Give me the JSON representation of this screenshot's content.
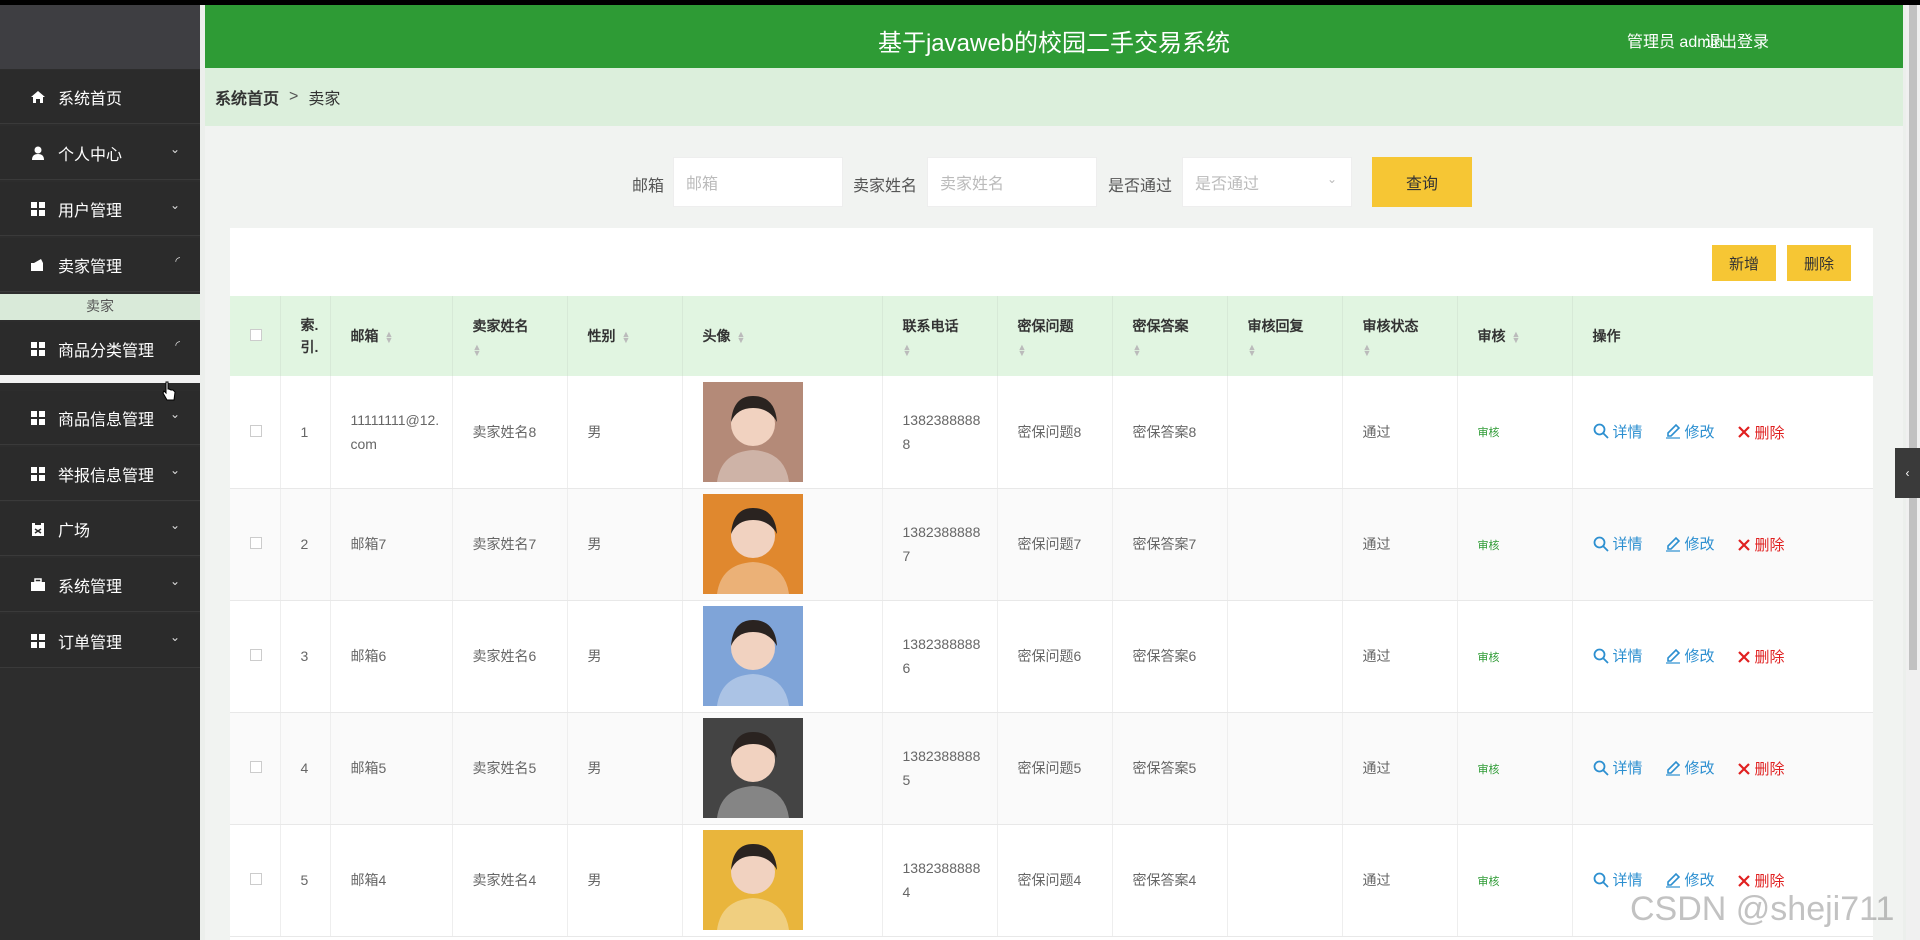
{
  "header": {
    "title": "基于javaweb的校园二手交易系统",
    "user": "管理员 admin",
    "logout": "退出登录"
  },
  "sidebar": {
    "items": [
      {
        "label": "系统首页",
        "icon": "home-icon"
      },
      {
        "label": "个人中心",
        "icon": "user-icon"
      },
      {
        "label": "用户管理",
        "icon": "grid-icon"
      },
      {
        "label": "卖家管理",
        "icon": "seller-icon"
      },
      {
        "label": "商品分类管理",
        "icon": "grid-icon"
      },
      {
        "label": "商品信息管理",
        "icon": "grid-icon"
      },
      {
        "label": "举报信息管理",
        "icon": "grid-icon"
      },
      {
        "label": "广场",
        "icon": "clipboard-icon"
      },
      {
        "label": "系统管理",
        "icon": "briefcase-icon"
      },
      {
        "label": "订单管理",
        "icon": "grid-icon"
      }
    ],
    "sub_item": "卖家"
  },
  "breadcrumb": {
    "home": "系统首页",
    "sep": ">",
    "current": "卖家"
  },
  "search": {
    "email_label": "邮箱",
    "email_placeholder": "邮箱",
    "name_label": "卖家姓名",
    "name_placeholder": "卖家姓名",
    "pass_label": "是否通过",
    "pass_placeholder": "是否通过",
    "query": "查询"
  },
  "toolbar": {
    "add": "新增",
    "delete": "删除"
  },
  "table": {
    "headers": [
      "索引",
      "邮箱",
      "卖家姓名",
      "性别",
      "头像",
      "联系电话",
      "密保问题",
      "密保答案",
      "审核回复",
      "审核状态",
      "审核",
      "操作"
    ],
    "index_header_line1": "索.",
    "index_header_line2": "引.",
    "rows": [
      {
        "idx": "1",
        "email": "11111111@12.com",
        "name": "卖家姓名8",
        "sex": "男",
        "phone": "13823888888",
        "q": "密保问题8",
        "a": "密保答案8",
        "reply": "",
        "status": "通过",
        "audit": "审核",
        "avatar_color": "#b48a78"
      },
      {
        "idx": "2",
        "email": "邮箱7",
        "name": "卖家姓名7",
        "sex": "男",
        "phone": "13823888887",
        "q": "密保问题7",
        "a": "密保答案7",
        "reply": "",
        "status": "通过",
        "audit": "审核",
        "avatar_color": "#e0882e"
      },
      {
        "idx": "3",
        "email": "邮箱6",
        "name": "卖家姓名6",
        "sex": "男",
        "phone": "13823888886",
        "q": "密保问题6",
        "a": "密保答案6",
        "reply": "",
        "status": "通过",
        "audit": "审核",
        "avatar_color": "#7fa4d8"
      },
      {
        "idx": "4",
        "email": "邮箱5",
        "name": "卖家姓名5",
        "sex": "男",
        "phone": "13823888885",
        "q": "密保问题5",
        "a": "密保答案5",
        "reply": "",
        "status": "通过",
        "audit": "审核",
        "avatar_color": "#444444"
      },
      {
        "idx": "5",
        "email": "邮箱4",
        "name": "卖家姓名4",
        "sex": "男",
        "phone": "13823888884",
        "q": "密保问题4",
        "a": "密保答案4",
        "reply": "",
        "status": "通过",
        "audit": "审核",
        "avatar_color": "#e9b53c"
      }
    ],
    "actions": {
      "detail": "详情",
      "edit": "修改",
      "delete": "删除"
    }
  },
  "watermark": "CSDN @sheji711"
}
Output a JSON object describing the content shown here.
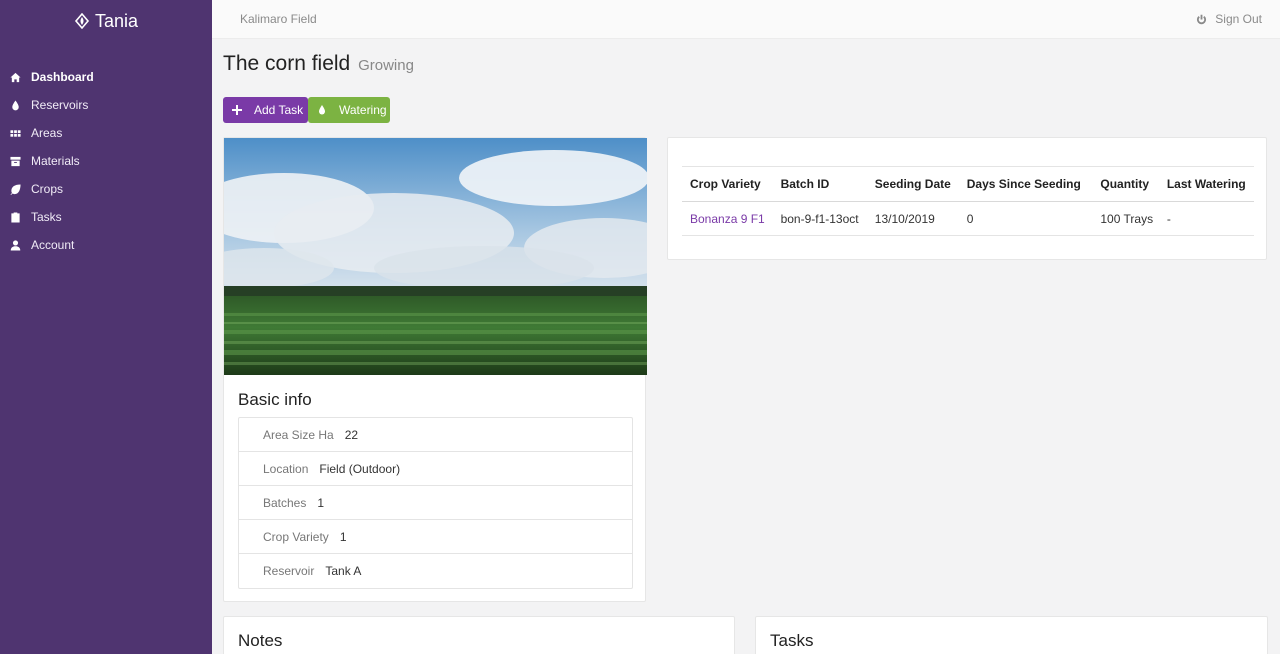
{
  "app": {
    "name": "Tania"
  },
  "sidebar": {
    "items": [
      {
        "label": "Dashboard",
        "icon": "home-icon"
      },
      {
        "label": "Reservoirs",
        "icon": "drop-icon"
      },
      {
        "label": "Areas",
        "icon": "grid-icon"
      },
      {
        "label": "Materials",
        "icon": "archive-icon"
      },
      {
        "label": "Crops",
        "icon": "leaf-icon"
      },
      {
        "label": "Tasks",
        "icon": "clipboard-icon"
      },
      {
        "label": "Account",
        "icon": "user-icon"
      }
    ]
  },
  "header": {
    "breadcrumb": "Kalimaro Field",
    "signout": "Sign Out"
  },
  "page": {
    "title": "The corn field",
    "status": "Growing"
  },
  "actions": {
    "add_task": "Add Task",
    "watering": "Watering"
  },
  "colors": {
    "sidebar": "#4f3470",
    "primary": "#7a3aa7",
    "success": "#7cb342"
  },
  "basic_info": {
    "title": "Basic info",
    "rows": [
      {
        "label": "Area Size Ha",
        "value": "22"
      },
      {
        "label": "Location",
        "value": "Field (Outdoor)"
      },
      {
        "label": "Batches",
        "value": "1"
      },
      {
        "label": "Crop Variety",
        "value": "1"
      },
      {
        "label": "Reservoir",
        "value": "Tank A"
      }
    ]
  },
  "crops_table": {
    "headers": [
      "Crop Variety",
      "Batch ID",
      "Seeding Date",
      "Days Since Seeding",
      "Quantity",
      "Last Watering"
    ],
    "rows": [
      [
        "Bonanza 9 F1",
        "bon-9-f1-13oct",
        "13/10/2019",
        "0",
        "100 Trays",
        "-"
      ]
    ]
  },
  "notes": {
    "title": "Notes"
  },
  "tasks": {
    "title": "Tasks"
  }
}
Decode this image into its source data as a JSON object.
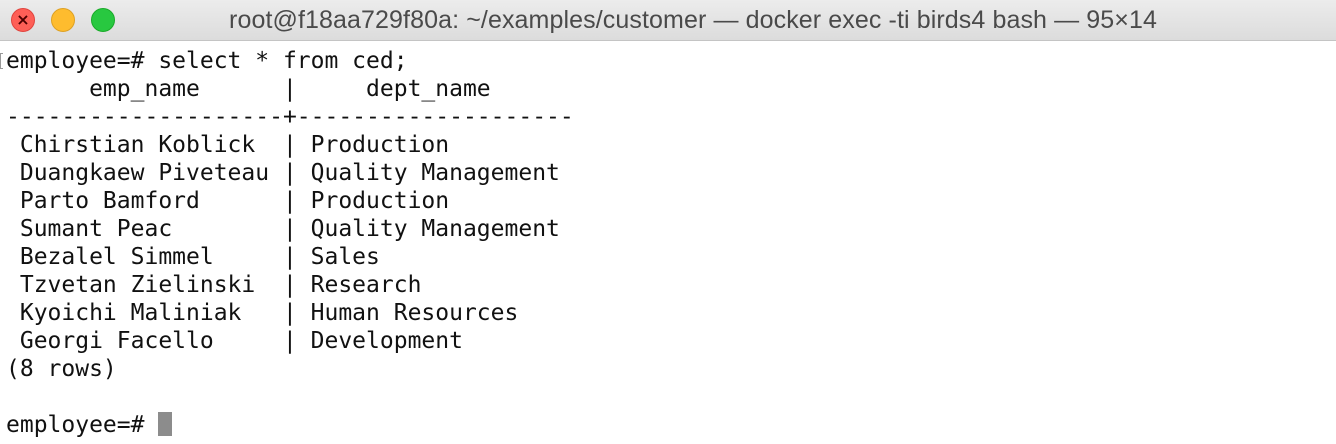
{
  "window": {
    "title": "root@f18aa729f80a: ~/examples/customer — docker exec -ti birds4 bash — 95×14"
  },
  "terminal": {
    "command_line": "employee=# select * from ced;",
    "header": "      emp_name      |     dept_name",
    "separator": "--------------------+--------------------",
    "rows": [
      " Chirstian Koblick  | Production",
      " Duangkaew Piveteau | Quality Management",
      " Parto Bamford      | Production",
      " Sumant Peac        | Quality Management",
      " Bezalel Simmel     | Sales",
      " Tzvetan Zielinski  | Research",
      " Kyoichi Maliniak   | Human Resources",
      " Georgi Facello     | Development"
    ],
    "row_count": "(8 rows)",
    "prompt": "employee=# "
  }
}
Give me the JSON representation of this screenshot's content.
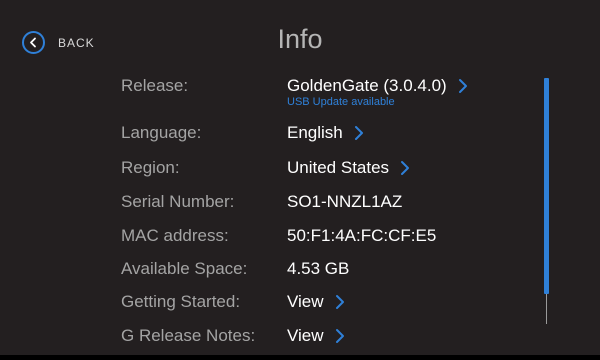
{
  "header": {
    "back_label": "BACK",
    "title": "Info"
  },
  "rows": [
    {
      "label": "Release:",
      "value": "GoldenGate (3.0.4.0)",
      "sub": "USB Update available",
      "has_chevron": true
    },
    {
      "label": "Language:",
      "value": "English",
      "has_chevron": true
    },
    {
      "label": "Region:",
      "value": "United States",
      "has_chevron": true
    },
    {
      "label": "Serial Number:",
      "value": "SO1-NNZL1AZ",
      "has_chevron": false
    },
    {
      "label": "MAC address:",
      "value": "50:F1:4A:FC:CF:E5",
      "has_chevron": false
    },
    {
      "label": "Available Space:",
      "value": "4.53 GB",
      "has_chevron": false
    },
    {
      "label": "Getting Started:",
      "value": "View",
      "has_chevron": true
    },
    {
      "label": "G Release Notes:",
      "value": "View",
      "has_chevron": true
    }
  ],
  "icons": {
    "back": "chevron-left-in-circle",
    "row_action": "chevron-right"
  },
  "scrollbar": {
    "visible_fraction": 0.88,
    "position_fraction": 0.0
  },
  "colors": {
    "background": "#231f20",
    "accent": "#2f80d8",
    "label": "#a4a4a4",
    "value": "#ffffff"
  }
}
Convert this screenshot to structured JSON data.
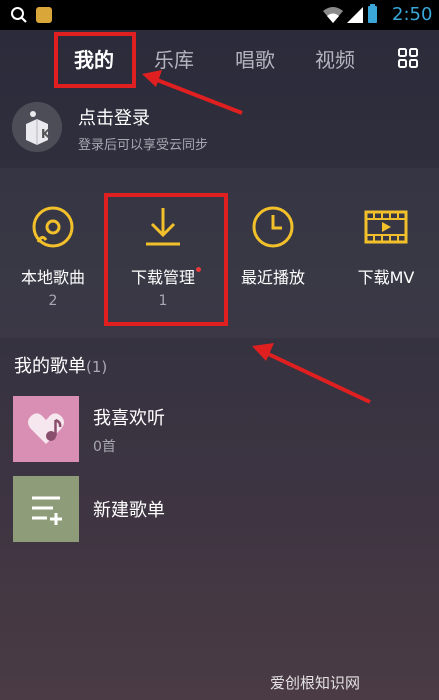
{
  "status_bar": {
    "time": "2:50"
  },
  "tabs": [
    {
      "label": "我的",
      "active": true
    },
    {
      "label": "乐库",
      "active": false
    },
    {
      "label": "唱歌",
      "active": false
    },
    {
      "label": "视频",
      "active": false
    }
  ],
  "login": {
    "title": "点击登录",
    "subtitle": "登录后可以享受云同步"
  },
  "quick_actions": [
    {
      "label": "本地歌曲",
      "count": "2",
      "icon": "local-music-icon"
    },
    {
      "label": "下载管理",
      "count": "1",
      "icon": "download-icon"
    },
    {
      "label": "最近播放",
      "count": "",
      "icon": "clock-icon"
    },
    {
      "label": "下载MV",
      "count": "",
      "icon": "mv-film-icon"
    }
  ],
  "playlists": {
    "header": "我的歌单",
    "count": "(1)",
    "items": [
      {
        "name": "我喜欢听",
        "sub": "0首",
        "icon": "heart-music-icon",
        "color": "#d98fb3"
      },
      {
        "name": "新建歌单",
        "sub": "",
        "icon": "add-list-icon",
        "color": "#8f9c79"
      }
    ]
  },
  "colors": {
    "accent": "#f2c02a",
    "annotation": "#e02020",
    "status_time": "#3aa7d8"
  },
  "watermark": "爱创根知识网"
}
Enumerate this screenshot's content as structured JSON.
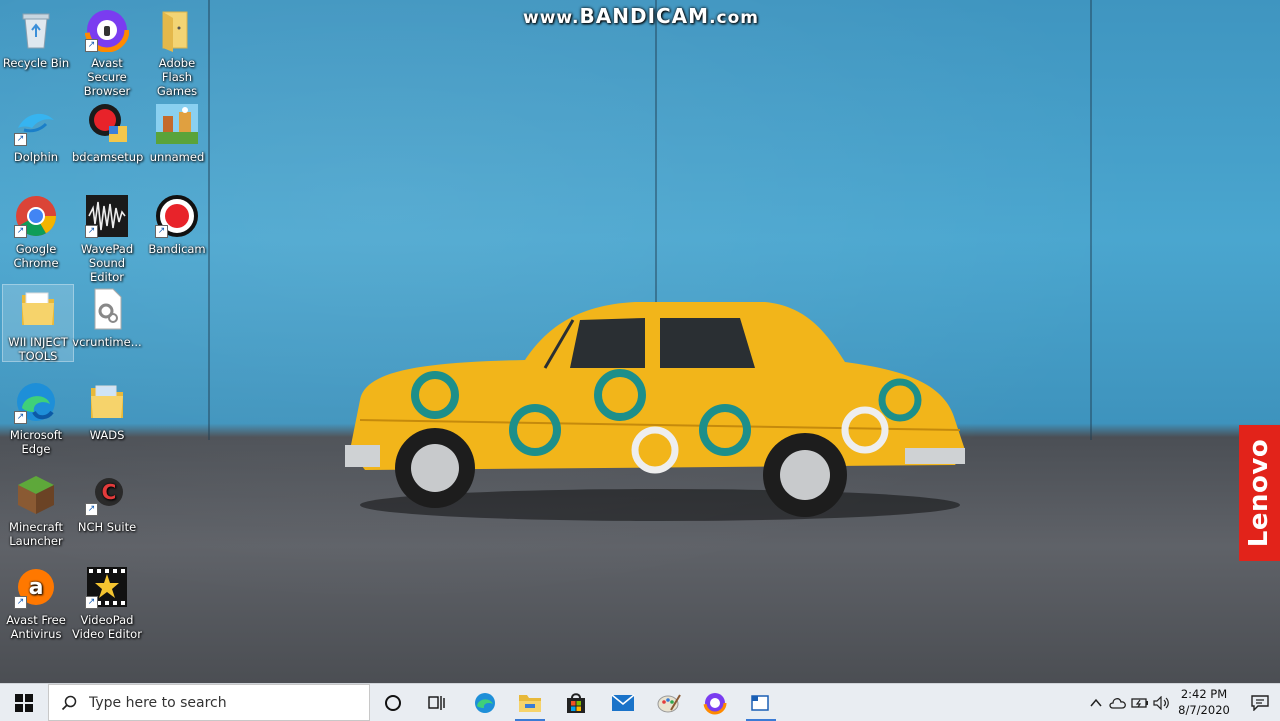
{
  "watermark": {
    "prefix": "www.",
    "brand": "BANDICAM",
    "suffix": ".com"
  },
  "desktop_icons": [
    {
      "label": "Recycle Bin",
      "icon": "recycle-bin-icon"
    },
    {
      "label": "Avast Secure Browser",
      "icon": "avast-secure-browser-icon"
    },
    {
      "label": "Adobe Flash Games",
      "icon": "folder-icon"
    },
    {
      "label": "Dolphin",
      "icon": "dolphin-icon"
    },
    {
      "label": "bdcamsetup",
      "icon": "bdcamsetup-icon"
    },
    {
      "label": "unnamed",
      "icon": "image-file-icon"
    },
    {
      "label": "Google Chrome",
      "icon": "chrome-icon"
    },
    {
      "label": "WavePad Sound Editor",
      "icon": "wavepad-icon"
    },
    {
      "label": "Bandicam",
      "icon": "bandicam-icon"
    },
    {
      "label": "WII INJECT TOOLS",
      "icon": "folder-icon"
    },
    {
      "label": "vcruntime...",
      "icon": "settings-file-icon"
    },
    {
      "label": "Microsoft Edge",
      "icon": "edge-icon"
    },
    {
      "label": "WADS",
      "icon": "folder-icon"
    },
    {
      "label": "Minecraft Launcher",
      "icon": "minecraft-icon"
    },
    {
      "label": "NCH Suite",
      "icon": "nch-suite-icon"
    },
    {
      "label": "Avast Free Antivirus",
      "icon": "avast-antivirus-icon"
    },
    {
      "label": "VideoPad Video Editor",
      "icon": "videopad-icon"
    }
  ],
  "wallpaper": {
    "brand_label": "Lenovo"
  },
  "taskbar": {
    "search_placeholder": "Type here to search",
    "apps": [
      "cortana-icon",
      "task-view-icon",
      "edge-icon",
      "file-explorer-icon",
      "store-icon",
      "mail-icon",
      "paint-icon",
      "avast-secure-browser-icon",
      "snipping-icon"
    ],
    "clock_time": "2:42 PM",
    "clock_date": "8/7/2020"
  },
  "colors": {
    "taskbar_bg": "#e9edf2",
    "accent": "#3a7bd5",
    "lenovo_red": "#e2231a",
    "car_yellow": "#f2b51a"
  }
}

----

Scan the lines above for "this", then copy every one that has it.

Result of the exercise:
Give me the JSON representation of this screenshot's content.
Decode this image into its source data as a JSON object.
Give me the JSON representation of this screenshot's content.
Convert this screenshot to structured JSON data.
Enumerate this screenshot's content as structured JSON.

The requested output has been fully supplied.